* _Requirement_: Apart from the pictures, every entry must be retyped exactly.

Segment Start: Material supplied

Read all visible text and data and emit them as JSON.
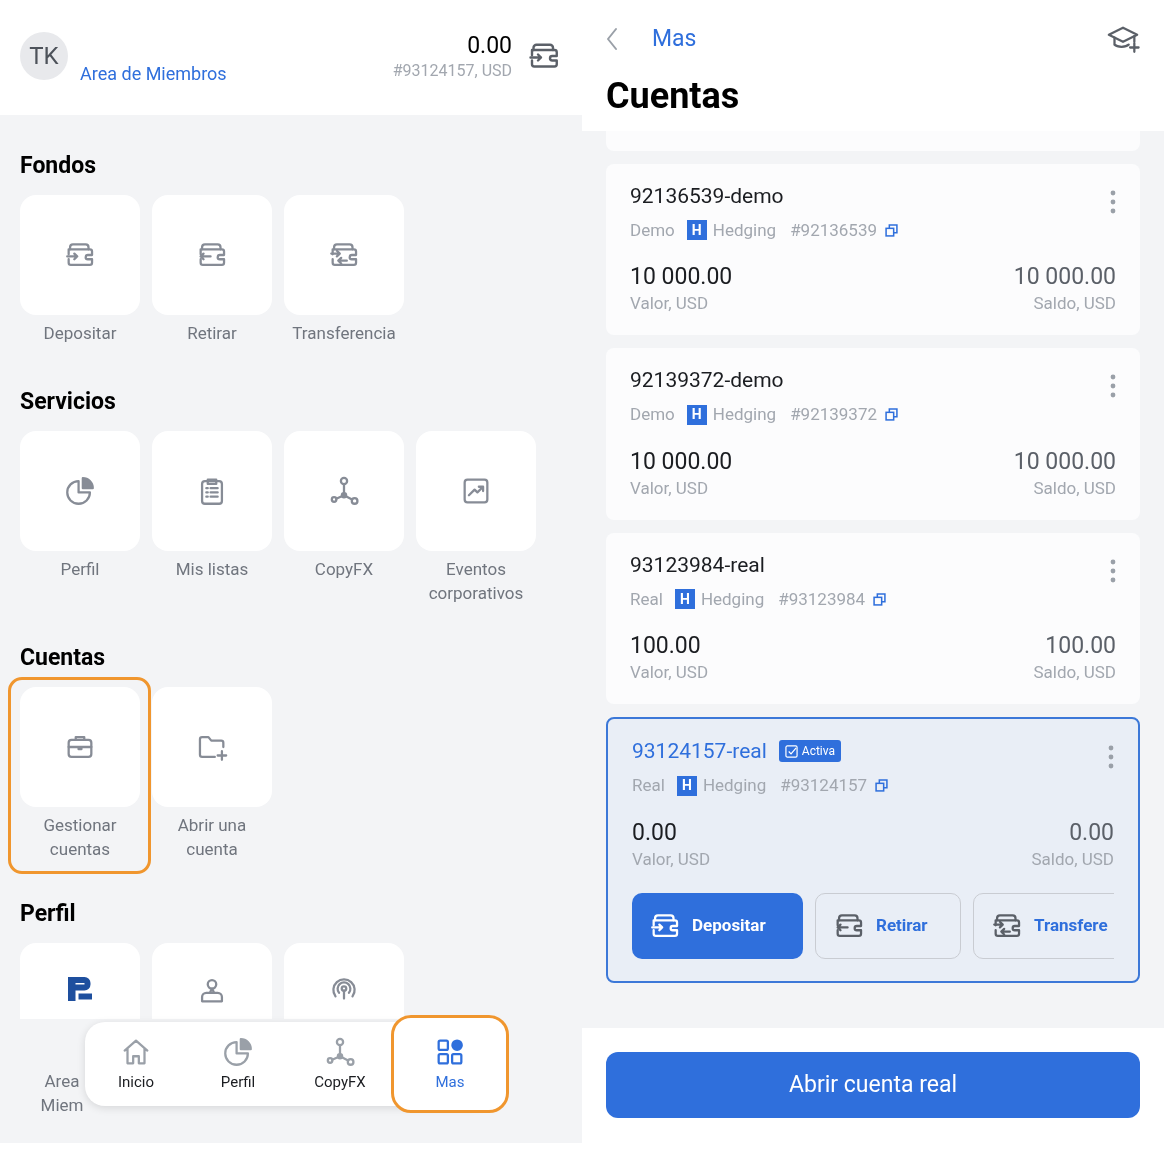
{
  "header": {
    "avatar": "TK",
    "link": "Area de Miembros",
    "balance": "0.00",
    "account": "#93124157, USD"
  },
  "sections": [
    {
      "title": "Fondos",
      "tiles": [
        {
          "kind": "deposit",
          "label": "Depositar"
        },
        {
          "kind": "withdraw",
          "label": "Retirar"
        },
        {
          "kind": "transfer",
          "label": "Transferencia"
        }
      ]
    },
    {
      "title": "Servicios",
      "tiles": [
        {
          "kind": "pie",
          "label": "Perfil"
        },
        {
          "kind": "list",
          "label": "Mis listas"
        },
        {
          "kind": "nodes",
          "label": "CopyFX"
        },
        {
          "kind": "chart",
          "label": "Eventos corporativos"
        }
      ]
    },
    {
      "title": "Cuentas",
      "tiles": [
        {
          "kind": "briefcase",
          "label": "Gestionar cuentas",
          "highlighted": true
        },
        {
          "kind": "folder",
          "label": "Abrir una cuenta"
        }
      ]
    },
    {
      "title": "Perfil",
      "tiles": [
        {
          "kind": "logo",
          "label": "Area Miem"
        },
        {
          "kind": "person"
        },
        {
          "kind": "signal"
        }
      ]
    }
  ],
  "bottom_nav": [
    {
      "kind": "home",
      "label": "Inicio",
      "selected": false
    },
    {
      "kind": "pie",
      "label": "Perfil",
      "selected": false
    },
    {
      "kind": "nodes",
      "label": "CopyFX",
      "selected": false
    },
    {
      "kind": "grid",
      "label": "Mas",
      "selected": true
    }
  ],
  "right_header": {
    "back": "Mas",
    "title": "Cuentas"
  },
  "accounts": [
    {
      "name": "92136539-demo",
      "type": "Demo",
      "mode_badge": "H",
      "mode": "Hedging",
      "number": "#92136539",
      "equity": "10 000.00",
      "equity_label": "Valor, USD",
      "balance": "10 000.00",
      "balance_label": "Saldo, USD",
      "active": false
    },
    {
      "name": "92139372-demo",
      "type": "Demo",
      "mode_badge": "H",
      "mode": "Hedging",
      "number": "#92139372",
      "equity": "10 000.00",
      "equity_label": "Valor, USD",
      "balance": "10 000.00",
      "balance_label": "Saldo, USD",
      "active": false
    },
    {
      "name": "93123984-real",
      "type": "Real",
      "mode_badge": "H",
      "mode": "Hedging",
      "number": "#93123984",
      "equity": "100.00",
      "equity_label": "Valor, USD",
      "balance": "100.00",
      "balance_label": "Saldo, USD",
      "active": false
    },
    {
      "name": "93124157-real",
      "badge": "Activa",
      "type": "Real",
      "mode_badge": "H",
      "mode": "Hedging",
      "number": "#93124157",
      "equity": "0.00",
      "equity_label": "Valor, USD",
      "balance": "0.00",
      "balance_label": "Saldo, USD",
      "active": true,
      "actions": [
        {
          "kind": "deposit",
          "label": "Depositar",
          "primary": true
        },
        {
          "kind": "withdraw",
          "label": "Retirar",
          "primary": false
        },
        {
          "kind": "transfer",
          "label": "Transfere",
          "primary": false
        }
      ]
    }
  ],
  "open_button": "Abrir cuenta real"
}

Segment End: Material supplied

* _Output for this task_:
Read all visible text and data and emit them as JSON.
{
  "header": {
    "avatar": "TK",
    "link": "Area de Miembros",
    "balance": "0.00",
    "account": "#93124157, USD"
  },
  "sections": [
    {
      "title": "Fondos",
      "tiles": [
        {
          "kind": "deposit",
          "label": "Depositar"
        },
        {
          "kind": "withdraw",
          "label": "Retirar"
        },
        {
          "kind": "transfer",
          "label": "Transferencia"
        }
      ]
    },
    {
      "title": "Servicios",
      "tiles": [
        {
          "kind": "pie",
          "label": "Perfil"
        },
        {
          "kind": "list",
          "label": "Mis listas"
        },
        {
          "kind": "nodes",
          "label": "CopyFX"
        },
        {
          "kind": "chart",
          "label": "Eventos corporativos"
        }
      ]
    },
    {
      "title": "Cuentas",
      "tiles": [
        {
          "kind": "briefcase",
          "label": "Gestionar cuentas",
          "highlighted": true
        },
        {
          "kind": "folder",
          "label": "Abrir una cuenta"
        }
      ]
    },
    {
      "title": "Perfil",
      "tiles": [
        {
          "kind": "logo",
          "label": "Area Miem"
        },
        {
          "kind": "person"
        },
        {
          "kind": "signal"
        }
      ]
    }
  ],
  "bottom_nav": [
    {
      "kind": "home",
      "label": "Inicio",
      "selected": false
    },
    {
      "kind": "pie",
      "label": "Perfil",
      "selected": false
    },
    {
      "kind": "nodes",
      "label": "CopyFX",
      "selected": false
    },
    {
      "kind": "grid",
      "label": "Mas",
      "selected": true
    }
  ],
  "right_header": {
    "back": "Mas",
    "title": "Cuentas"
  },
  "accounts": [
    {
      "name": "92136539-demo",
      "type": "Demo",
      "mode_badge": "H",
      "mode": "Hedging",
      "number": "#92136539",
      "equity": "10 000.00",
      "equity_label": "Valor, USD",
      "balance": "10 000.00",
      "balance_label": "Saldo, USD",
      "active": false
    },
    {
      "name": "92139372-demo",
      "type": "Demo",
      "mode_badge": "H",
      "mode": "Hedging",
      "number": "#92139372",
      "equity": "10 000.00",
      "equity_label": "Valor, USD",
      "balance": "10 000.00",
      "balance_label": "Saldo, USD",
      "active": false
    },
    {
      "name": "93123984-real",
      "type": "Real",
      "mode_badge": "H",
      "mode": "Hedging",
      "number": "#93123984",
      "equity": "100.00",
      "equity_label": "Valor, USD",
      "balance": "100.00",
      "balance_label": "Saldo, USD",
      "active": false
    },
    {
      "name": "93124157-real",
      "badge": "Activa",
      "type": "Real",
      "mode_badge": "H",
      "mode": "Hedging",
      "number": "#93124157",
      "equity": "0.00",
      "equity_label": "Valor, USD",
      "balance": "0.00",
      "balance_label": "Saldo, USD",
      "active": true,
      "actions": [
        {
          "kind": "deposit",
          "label": "Depositar",
          "primary": true
        },
        {
          "kind": "withdraw",
          "label": "Retirar",
          "primary": false
        },
        {
          "kind": "transfer",
          "label": "Transfere",
          "primary": false
        }
      ]
    }
  ],
  "open_button": "Abrir cuenta real"
}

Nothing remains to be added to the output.